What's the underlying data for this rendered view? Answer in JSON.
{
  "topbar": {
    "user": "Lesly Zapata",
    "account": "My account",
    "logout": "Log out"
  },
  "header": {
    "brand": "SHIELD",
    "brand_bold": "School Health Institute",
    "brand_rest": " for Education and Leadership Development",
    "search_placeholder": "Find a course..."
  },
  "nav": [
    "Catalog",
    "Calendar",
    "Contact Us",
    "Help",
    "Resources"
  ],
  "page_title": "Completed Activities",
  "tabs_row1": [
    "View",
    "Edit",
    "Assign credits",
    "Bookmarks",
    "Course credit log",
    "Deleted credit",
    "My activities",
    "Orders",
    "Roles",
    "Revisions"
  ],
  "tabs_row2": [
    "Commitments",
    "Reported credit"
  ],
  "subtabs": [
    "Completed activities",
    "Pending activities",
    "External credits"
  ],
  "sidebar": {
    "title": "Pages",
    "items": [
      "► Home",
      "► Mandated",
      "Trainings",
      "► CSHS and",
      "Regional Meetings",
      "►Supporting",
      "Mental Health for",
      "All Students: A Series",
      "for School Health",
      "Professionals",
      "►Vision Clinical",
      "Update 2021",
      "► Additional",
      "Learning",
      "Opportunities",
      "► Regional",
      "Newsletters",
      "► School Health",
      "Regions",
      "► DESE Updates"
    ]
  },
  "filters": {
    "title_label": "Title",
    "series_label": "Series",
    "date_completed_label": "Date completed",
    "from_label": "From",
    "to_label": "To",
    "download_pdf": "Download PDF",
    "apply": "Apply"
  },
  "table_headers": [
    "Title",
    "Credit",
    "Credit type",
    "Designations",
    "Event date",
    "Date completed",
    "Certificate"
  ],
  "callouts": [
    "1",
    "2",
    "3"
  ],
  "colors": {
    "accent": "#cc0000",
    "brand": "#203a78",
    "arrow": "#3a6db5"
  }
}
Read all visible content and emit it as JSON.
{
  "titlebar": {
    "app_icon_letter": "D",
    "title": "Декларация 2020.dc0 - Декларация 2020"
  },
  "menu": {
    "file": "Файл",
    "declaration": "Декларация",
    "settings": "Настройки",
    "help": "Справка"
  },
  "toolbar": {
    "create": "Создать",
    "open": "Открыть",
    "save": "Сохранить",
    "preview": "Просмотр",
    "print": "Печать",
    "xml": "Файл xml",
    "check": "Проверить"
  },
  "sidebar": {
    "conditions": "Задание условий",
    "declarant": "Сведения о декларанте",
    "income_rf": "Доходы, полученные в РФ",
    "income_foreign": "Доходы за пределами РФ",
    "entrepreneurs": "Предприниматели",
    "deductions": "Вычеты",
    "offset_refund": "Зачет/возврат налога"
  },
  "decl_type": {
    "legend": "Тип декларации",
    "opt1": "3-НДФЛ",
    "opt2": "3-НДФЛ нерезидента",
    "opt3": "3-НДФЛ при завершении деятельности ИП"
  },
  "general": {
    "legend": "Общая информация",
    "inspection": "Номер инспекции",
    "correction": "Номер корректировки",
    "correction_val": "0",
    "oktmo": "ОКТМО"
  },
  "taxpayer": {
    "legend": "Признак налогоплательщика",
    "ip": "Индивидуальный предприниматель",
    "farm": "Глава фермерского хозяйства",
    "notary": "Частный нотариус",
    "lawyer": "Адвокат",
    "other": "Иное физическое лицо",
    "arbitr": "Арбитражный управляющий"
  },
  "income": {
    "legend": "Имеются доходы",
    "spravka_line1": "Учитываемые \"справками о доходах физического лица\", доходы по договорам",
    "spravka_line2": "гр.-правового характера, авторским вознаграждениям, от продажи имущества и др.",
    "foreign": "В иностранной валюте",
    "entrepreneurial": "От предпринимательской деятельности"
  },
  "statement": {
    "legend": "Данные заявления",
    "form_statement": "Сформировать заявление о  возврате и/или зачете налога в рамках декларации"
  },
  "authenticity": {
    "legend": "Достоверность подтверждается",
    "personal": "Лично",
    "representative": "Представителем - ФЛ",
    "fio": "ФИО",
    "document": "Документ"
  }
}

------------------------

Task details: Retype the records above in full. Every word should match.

Reply:
What's the underlying data for this rendered view? Answer in JSON.
{
  "topbar": {
    "user": "Lesly Zapata",
    "account": "My account",
    "logout": "Log out"
  },
  "header": {
    "brand": "SHIELD",
    "brand_bold": "School Health Institute",
    "brand_rest": " for Education and Leadership Development",
    "search_placeholder": "Find a course..."
  },
  "nav": [
    "Catalog",
    "Calendar",
    "Contact Us",
    "Help",
    "Resources"
  ],
  "page_title": "Completed Activities",
  "tabs_row1": [
    "View",
    "Edit",
    "Assign credits",
    "Bookmarks",
    "Course credit log",
    "Deleted credit",
    "My activities",
    "Orders",
    "Roles",
    "Revisions"
  ],
  "tabs_row2": [
    "Commitments",
    "Reported credit"
  ],
  "subtabs": [
    "Completed activities",
    "Pending activities",
    "External credits"
  ],
  "sidebar": {
    "title": "Pages",
    "items": [
      "► Home",
      "► Mandated",
      "Trainings",
      "► CSHS and",
      "Regional Meetings",
      "►Supporting",
      "Mental Health for",
      "All Students: A Series",
      "for School Health",
      "Professionals",
      "►Vision Clinical",
      "Update 2021",
      "► Additional",
      "Learning",
      "Opportunities",
      "► Regional",
      "Newsletters",
      "► School Health",
      "Regions",
      "► DESE Updates"
    ]
  },
  "filters": {
    "title_label": "Title",
    "series_label": "Series",
    "date_completed_label": "Date completed",
    "from_label": "From",
    "to_label": "To",
    "download_pdf": "Download PDF",
    "apply": "Apply"
  },
  "table_headers": [
    "Title",
    "Credit",
    "Credit type",
    "Designations",
    "Event date",
    "Date completed",
    "Certificate"
  ],
  "callouts": [
    "1",
    "2",
    "3"
  ],
  "colors": {
    "accent": "#cc0000",
    "brand": "#203a78",
    "arrow": "#3a6db5"
  }
}
Read all visible content and emit it as JSON.
{
  "titlebar": {
    "app_icon_letter": "D",
    "title": "Декларация 2020.dc0 - Декларация 2020"
  },
  "menu": {
    "file": "Файл",
    "declaration": "Декларация",
    "settings": "Настройки",
    "help": "Справка"
  },
  "toolbar": {
    "create": "Создать",
    "open": "Открыть",
    "save": "Сохранить",
    "preview": "Просмотр",
    "print": "Печать",
    "xml": "Файл xml",
    "check": "Проверить"
  },
  "sidebar": {
    "conditions": "Задание условий",
    "declarant": "Сведения о декларанте",
    "income_rf": "Доходы, полученные в РФ",
    "income_foreign": "Доходы за пределами РФ",
    "entrepreneurs": "Предприниматели",
    "deductions": "Вычеты",
    "offset_refund": "Зачет/возврат налога"
  },
  "decl_type": {
    "legend": "Тип декларации",
    "opt1": "3-НДФЛ",
    "opt2": "3-НДФЛ нерезидента",
    "opt3": "3-НДФЛ при завершении деятельности ИП"
  },
  "general": {
    "legend": "Общая информация",
    "inspection": "Номер инспекции",
    "correction": "Номер корректировки",
    "correction_val": "0",
    "oktmo": "ОКТМО"
  },
  "taxpayer": {
    "legend": "Признак налогоплательщика",
    "ip": "Индивидуальный предприниматель",
    "farm": "Глава фермерского хозяйства",
    "notary": "Частный нотариус",
    "lawyer": "Адвокат",
    "other": "Иное физическое лицо",
    "arbitr": "Арбитражный управляющий"
  },
  "income": {
    "legend": "Имеются доходы",
    "spravka_line1": "Учитываемые \"справками о доходах физического лица\", доходы по договорам",
    "spravka_line2": "гр.-правового характера, авторским вознаграждениям, от продажи имущества и др.",
    "foreign": "В иностранной валюте",
    "entrepreneurial": "От предпринимательской деятельности"
  },
  "statement": {
    "legend": "Данные заявления",
    "form_statement": "Сформировать заявление о  возврате и/или зачете налога в рамках декларации"
  },
  "authenticity": {
    "legend": "Достоверность подтверждается",
    "personal": "Лично",
    "representative": "Представителем - ФЛ",
    "fio": "ФИО",
    "document": "Документ"
  }
}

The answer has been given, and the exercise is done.